- _WHAT IS EXPECTED_
Could you output each line below exactly as it appears, excluding any pictures?

+ + + +

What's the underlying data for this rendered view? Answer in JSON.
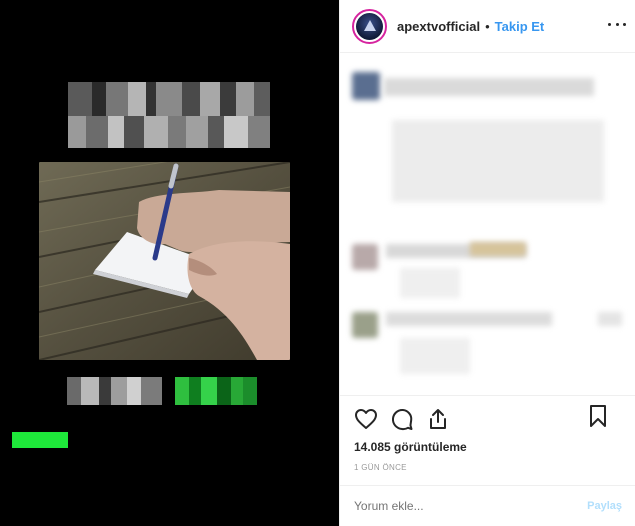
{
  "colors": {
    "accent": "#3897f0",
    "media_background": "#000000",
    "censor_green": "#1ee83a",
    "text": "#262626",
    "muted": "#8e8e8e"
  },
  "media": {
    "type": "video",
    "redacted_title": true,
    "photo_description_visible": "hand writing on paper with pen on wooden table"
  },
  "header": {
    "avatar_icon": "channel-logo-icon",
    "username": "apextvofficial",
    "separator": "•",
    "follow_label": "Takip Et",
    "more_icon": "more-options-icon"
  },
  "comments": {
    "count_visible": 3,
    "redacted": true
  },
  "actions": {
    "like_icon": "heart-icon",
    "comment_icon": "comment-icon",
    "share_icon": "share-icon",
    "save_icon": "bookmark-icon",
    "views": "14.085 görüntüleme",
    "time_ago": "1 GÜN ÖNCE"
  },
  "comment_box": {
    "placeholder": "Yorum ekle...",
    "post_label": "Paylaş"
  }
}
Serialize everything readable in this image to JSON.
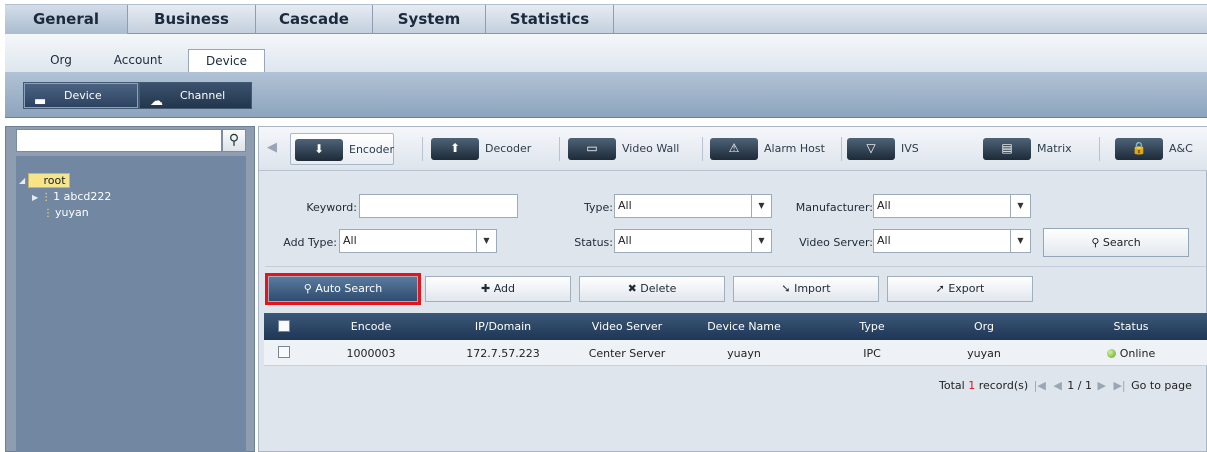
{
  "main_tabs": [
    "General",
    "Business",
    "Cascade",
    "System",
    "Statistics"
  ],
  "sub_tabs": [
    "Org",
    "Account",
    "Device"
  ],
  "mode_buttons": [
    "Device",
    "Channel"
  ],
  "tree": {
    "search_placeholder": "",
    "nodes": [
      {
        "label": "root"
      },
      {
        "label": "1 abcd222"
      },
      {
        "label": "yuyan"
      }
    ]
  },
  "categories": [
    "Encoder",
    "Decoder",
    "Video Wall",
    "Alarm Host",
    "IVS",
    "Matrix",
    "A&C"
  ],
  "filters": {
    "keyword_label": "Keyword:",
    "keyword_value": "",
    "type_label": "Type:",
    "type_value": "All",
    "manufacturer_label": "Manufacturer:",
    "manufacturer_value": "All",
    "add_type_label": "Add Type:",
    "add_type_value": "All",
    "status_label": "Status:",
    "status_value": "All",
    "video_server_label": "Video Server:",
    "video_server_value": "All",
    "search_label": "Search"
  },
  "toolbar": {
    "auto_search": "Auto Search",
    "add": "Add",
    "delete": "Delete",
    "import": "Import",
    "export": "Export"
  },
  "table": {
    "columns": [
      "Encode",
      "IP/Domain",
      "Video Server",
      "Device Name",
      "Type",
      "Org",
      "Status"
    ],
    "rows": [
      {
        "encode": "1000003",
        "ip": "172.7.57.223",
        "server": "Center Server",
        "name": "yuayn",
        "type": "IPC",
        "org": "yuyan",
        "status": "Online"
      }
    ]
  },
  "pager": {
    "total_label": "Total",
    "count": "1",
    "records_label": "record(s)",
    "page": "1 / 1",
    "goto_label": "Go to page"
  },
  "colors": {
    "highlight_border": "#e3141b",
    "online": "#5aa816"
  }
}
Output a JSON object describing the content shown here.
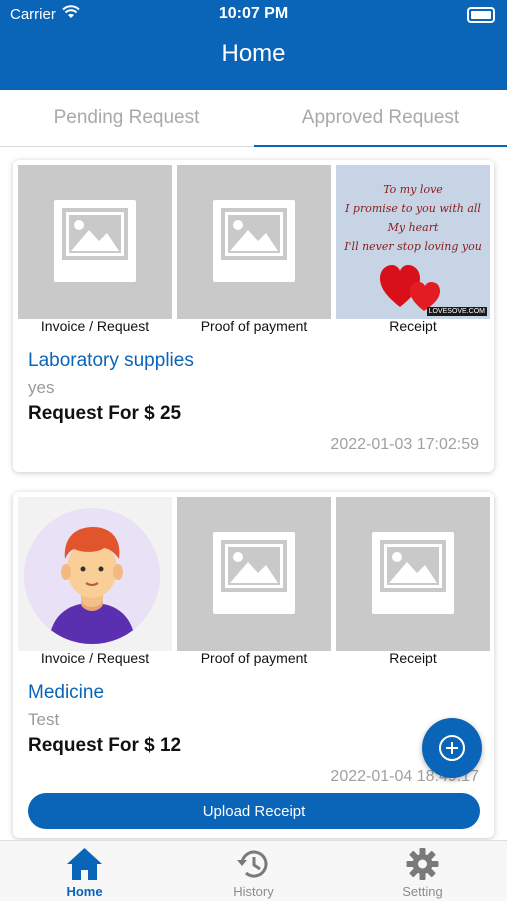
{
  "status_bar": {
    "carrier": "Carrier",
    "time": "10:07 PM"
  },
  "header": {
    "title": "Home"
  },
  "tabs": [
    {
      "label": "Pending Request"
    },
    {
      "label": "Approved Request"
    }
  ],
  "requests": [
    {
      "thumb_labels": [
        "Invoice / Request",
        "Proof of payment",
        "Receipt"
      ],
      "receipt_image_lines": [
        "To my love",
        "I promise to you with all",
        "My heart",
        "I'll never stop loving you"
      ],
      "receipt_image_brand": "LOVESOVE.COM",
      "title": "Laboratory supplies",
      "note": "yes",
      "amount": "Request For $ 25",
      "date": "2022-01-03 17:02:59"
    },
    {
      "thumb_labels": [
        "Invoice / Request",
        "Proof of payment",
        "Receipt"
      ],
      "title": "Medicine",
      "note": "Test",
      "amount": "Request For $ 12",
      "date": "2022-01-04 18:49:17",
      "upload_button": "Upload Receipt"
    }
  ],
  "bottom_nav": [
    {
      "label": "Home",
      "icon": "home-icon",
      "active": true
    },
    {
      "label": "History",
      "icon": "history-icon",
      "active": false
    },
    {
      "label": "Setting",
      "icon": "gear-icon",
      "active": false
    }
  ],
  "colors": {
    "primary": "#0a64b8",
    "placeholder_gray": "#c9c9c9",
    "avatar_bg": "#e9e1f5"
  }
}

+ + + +

- _PROBLEM SOLUTION_
What's the underlying data for this rendered view? Answer in JSON.
{
  "colors": {
    "accent": "#3897f0",
    "media_background": "#000000",
    "censor_green": "#1ee83a",
    "text": "#262626",
    "muted": "#8e8e8e"
  },
  "media": {
    "type": "video",
    "redacted_title": true,
    "photo_description_visible": "hand writing on paper with pen on wooden table"
  },
  "header": {
    "avatar_icon": "channel-logo-icon",
    "username": "apextvofficial",
    "separator": "•",
    "follow_label": "Takip Et",
    "more_icon": "more-options-icon"
  },
  "comments": {
    "count_visible": 3,
    "redacted": true
  },
  "actions": {
    "like_icon": "heart-icon",
    "comment_icon": "comment-icon",
    "share_icon": "share-icon",
    "save_icon": "bookmark-icon",
    "views": "14.085 görüntüleme",
    "time_ago": "1 GÜN ÖNCE"
  },
  "comment_box": {
    "placeholder": "Yorum ekle...",
    "post_label": "Paylaş"
  }
}
Serialize everything readable in this image to JSON.
{
  "main_tabs": [
    "General",
    "Business",
    "Cascade",
    "System",
    "Statistics"
  ],
  "sub_tabs": [
    "Org",
    "Account",
    "Device"
  ],
  "mode_buttons": [
    "Device",
    "Channel"
  ],
  "tree": {
    "search_placeholder": "",
    "nodes": [
      {
        "label": "root"
      },
      {
        "label": "1 abcd222"
      },
      {
        "label": "yuyan"
      }
    ]
  },
  "categories": [
    "Encoder",
    "Decoder",
    "Video Wall",
    "Alarm Host",
    "IVS",
    "Matrix",
    "A&C"
  ],
  "filters": {
    "keyword_label": "Keyword:",
    "keyword_value": "",
    "type_label": "Type:",
    "type_value": "All",
    "manufacturer_label": "Manufacturer:",
    "manufacturer_value": "All",
    "add_type_label": "Add Type:",
    "add_type_value": "All",
    "status_label": "Status:",
    "status_value": "All",
    "video_server_label": "Video Server:",
    "video_server_value": "All",
    "search_label": "Search"
  },
  "toolbar": {
    "auto_search": "Auto Search",
    "add": "Add",
    "delete": "Delete",
    "import": "Import",
    "export": "Export"
  },
  "table": {
    "columns": [
      "Encode",
      "IP/Domain",
      "Video Server",
      "Device Name",
      "Type",
      "Org",
      "Status"
    ],
    "rows": [
      {
        "encode": "1000003",
        "ip": "172.7.57.223",
        "server": "Center Server",
        "name": "yuayn",
        "type": "IPC",
        "org": "yuyan",
        "status": "Online"
      }
    ]
  },
  "pager": {
    "total_label": "Total",
    "count": "1",
    "records_label": "record(s)",
    "page": "1 / 1",
    "goto_label": "Go to page"
  },
  "colors": {
    "highlight_border": "#e3141b",
    "online": "#5aa816"
  }
}
Output a JSON object describing the content shown here.
{
  "status_bar": {
    "carrier": "Carrier",
    "time": "10:07 PM"
  },
  "header": {
    "title": "Home"
  },
  "tabs": [
    {
      "label": "Pending Request"
    },
    {
      "label": "Approved Request"
    }
  ],
  "requests": [
    {
      "thumb_labels": [
        "Invoice / Request",
        "Proof of payment",
        "Receipt"
      ],
      "receipt_image_lines": [
        "To my love",
        "I promise to you with all",
        "My heart",
        "I'll never stop loving you"
      ],
      "receipt_image_brand": "LOVESOVE.COM",
      "title": "Laboratory supplies",
      "note": "yes",
      "amount": "Request For $ 25",
      "date": "2022-01-03 17:02:59"
    },
    {
      "thumb_labels": [
        "Invoice / Request",
        "Proof of payment",
        "Receipt"
      ],
      "title": "Medicine",
      "note": "Test",
      "amount": "Request For $ 12",
      "date": "2022-01-04 18:49:17",
      "upload_button": "Upload Receipt"
    }
  ],
  "bottom_nav": [
    {
      "label": "Home",
      "icon": "home-icon",
      "active": true
    },
    {
      "label": "History",
      "icon": "history-icon",
      "active": false
    },
    {
      "label": "Setting",
      "icon": "gear-icon",
      "active": false
    }
  ],
  "colors": {
    "primary": "#0a64b8",
    "placeholder_gray": "#c9c9c9",
    "avatar_bg": "#e9e1f5"
  }
}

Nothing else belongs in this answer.